Because Perkins wasn't actively running the motel and restaurant, banks might not have been willing to finance anyone who would have needed a loan. Fortunately, Ahmed paid cash, Prather said.
"There were a lot of moving pieces to it, and it was pretty unique," he said.
Located near the Kentucky Horse Park, the motel, which opened in the 1940s, has long been a home for visitors to the Rolex Kentucky Three-Day Event, Perkins said.
"I was getting customers here for the Rolex from Canada, England and Australia," she said. And with the Alltech FEI World Equestrian Games coming in 2010, there's more business awaiting.
Ahmed has begun remodeling the rooms, changing all the doors and windows, he said. "You know ... shaping it up, painting outside and inside," he said.
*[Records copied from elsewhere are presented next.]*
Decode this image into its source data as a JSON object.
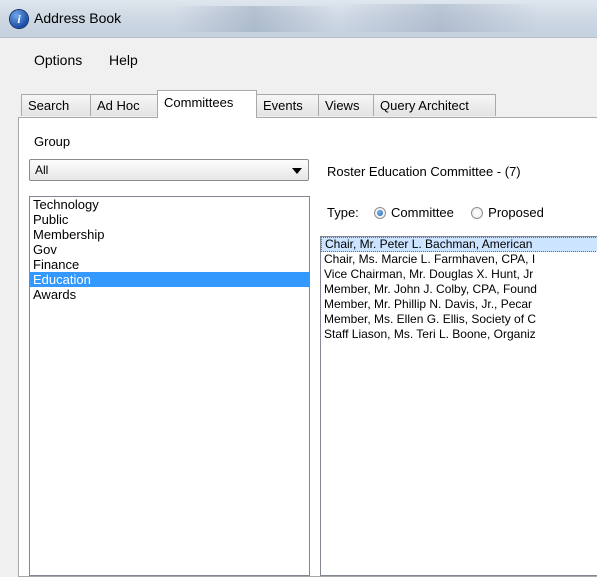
{
  "window": {
    "title": "Address Book",
    "icon": "info-app-icon"
  },
  "menu": {
    "items": [
      "Options",
      "Help"
    ]
  },
  "tabs": [
    {
      "label": "Search",
      "active": false
    },
    {
      "label": "Ad Hoc",
      "active": false
    },
    {
      "label": "Committees",
      "active": true
    },
    {
      "label": "Events",
      "active": false
    },
    {
      "label": "Views",
      "active": false
    },
    {
      "label": "Query Architect",
      "active": false
    }
  ],
  "group": {
    "label": "Group",
    "selected": "All",
    "items": [
      "Technology",
      "Public",
      "Membership",
      "Gov",
      "Finance",
      "Education",
      "Awards"
    ],
    "selected_item": "Education"
  },
  "roster": {
    "label": "Roster  Education Committee - (7)",
    "type_label": "Type:",
    "type_options": [
      {
        "label": "Committee",
        "checked": true
      },
      {
        "label": "Proposed",
        "checked": false
      }
    ],
    "members": [
      "Chair, Mr. Peter L. Bachman, American",
      "Chair, Ms. Marcie L. Farmhaven, CPA, I",
      "Vice Chairman, Mr. Douglas X. Hunt, Jr",
      "Member, Mr. John J. Colby, CPA, Found",
      "Member, Mr. Phillip N. Davis, Jr., Pecar",
      "Member, Ms. Ellen G. Ellis, Society of C",
      "Staff Liason, Ms. Teri L. Boone, Organiz"
    ]
  },
  "colors": {
    "selection": "#3399ff",
    "titlebar": "#cfd9e4"
  }
}
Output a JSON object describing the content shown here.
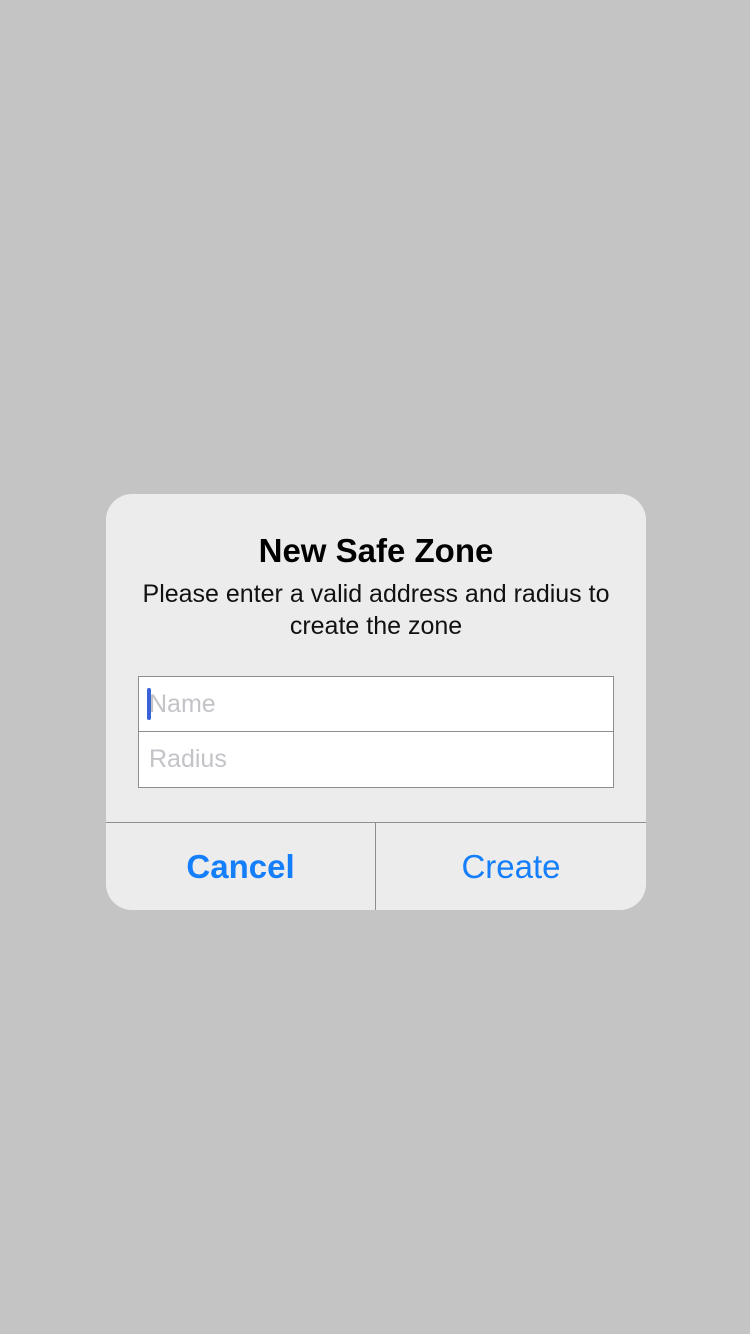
{
  "dialog": {
    "title": "New Safe Zone",
    "message": "Please enter a valid address and radius to create the zone",
    "fields": {
      "name": {
        "value": "",
        "placeholder": "Name"
      },
      "radius": {
        "value": "",
        "placeholder": "Radius"
      }
    },
    "buttons": {
      "cancel_label": "Cancel",
      "create_label": "Create"
    }
  },
  "colors": {
    "backdrop": "#c4c4c4",
    "dialog_background": "#ececec",
    "accent": "#157efb",
    "caret": "#3b63d8",
    "placeholder": "#c3c3c8"
  }
}
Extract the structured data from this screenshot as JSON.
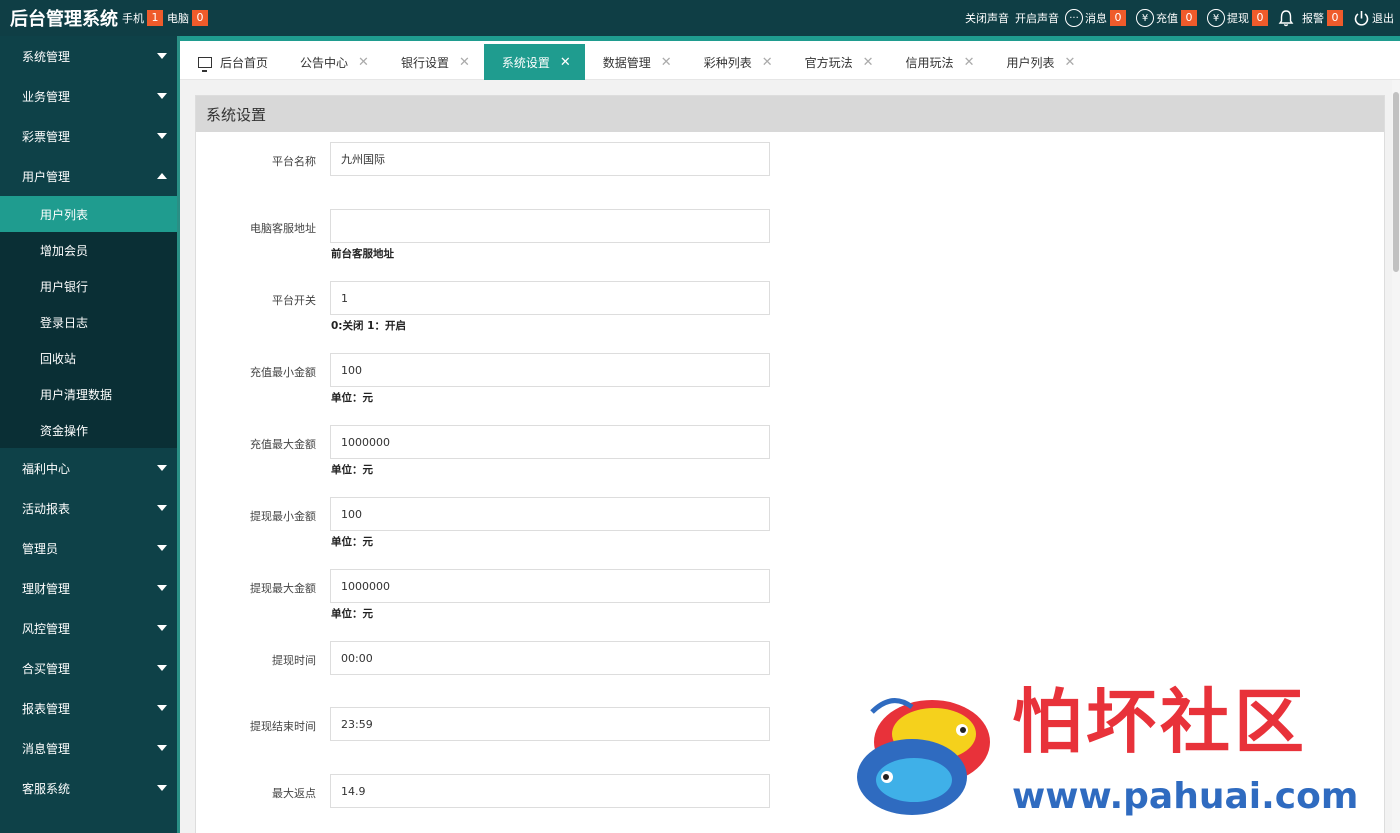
{
  "header": {
    "brand": "后台管理系统",
    "mobile_label": "手机",
    "mobile_count": "1",
    "pc_label": "电脑",
    "pc_count": "0",
    "sound_off": "关闭声音",
    "sound_on": "开启声音",
    "messages_label": "消息",
    "messages_count": "0",
    "recharge_label": "充值",
    "recharge_count": "0",
    "withdraw_label": "提现",
    "withdraw_count": "0",
    "alarm_label": "报警",
    "alarm_count": "0",
    "logout_label": "退出"
  },
  "sidebar": {
    "items": [
      {
        "label": "系统管理"
      },
      {
        "label": "业务管理"
      },
      {
        "label": "彩票管理"
      },
      {
        "label": "用户管理"
      },
      {
        "label": "福利中心"
      },
      {
        "label": "活动报表"
      },
      {
        "label": "管理员"
      },
      {
        "label": "理财管理"
      },
      {
        "label": "风控管理"
      },
      {
        "label": "合买管理"
      },
      {
        "label": "报表管理"
      },
      {
        "label": "消息管理"
      },
      {
        "label": "客服系统"
      }
    ],
    "submenu": [
      {
        "label": "用户列表"
      },
      {
        "label": "增加会员"
      },
      {
        "label": "用户银行"
      },
      {
        "label": "登录日志"
      },
      {
        "label": "回收站"
      },
      {
        "label": "用户清理数据"
      },
      {
        "label": "资金操作"
      }
    ]
  },
  "tabs": [
    {
      "label": "后台首页"
    },
    {
      "label": "公告中心"
    },
    {
      "label": "银行设置"
    },
    {
      "label": "系统设置"
    },
    {
      "label": "数据管理"
    },
    {
      "label": "彩种列表"
    },
    {
      "label": "官方玩法"
    },
    {
      "label": "信用玩法"
    },
    {
      "label": "用户列表"
    }
  ],
  "panel": {
    "title": "系统设置",
    "fields": [
      {
        "label": "平台名称",
        "value": "九州国际",
        "hint": ""
      },
      {
        "label": "电脑客服地址",
        "value": "",
        "hint": "前台客服地址"
      },
      {
        "label": "平台开关",
        "value": "1",
        "hint": "0:关闭 1：开启"
      },
      {
        "label": "充值最小金额",
        "value": "100",
        "hint": "单位：元"
      },
      {
        "label": "充值最大金额",
        "value": "1000000",
        "hint": "单位：元"
      },
      {
        "label": "提现最小金额",
        "value": "100",
        "hint": "单位：元"
      },
      {
        "label": "提现最大金额",
        "value": "1000000",
        "hint": "单位：元"
      },
      {
        "label": "提现时间",
        "value": "00:00",
        "hint": ""
      },
      {
        "label": "提现结束时间",
        "value": "23:59",
        "hint": ""
      },
      {
        "label": "最大返点",
        "value": "14.9",
        "hint": ""
      }
    ]
  },
  "watermark": {
    "title": "怕坏社区",
    "url": "www.pahuai.com"
  },
  "colors": {
    "header_bg": "#0f3e45",
    "sidebar_bg": "#0e4148",
    "accent": "#1f9c8f",
    "badge": "#ef5b2b"
  }
}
He said he plans to lease the restaurant to someone else to operate.
After nearly 40 years of operating the motel, Perkins won't be going far. She plans to move in with her daughter "just two doors down" the road, she said.
And she has plans for her new residence. She wants to add a glass-enclosed patio and a front porch. Once that's done, she's taking a trip to Pawleys Island, S.C., where she and her husband vacationed.
Perkins met her husband, John David, in the restaurant. Soon after, they eloped to Cynthiana. That was 1946. When John David died in 1997 of a heart attack, they had been married 50 years.
She recalled how the couple once had WKYT (Channel 27) out at the restaurant one morning for coffee, doughnuts and even cheeseburgers. During the broadcast, the station's workers filmed video of the couple walking up toward the hotel, and Perkins still has a copy.
"That may be the first thing I watch when I get the house straightened up over there," she said.
She said she found it "kind of hard" to sell the hotel, even to Ahmed. "But I really like him. He's a real nice fellow and, in fact, he calls me mom and his kids call me grandma."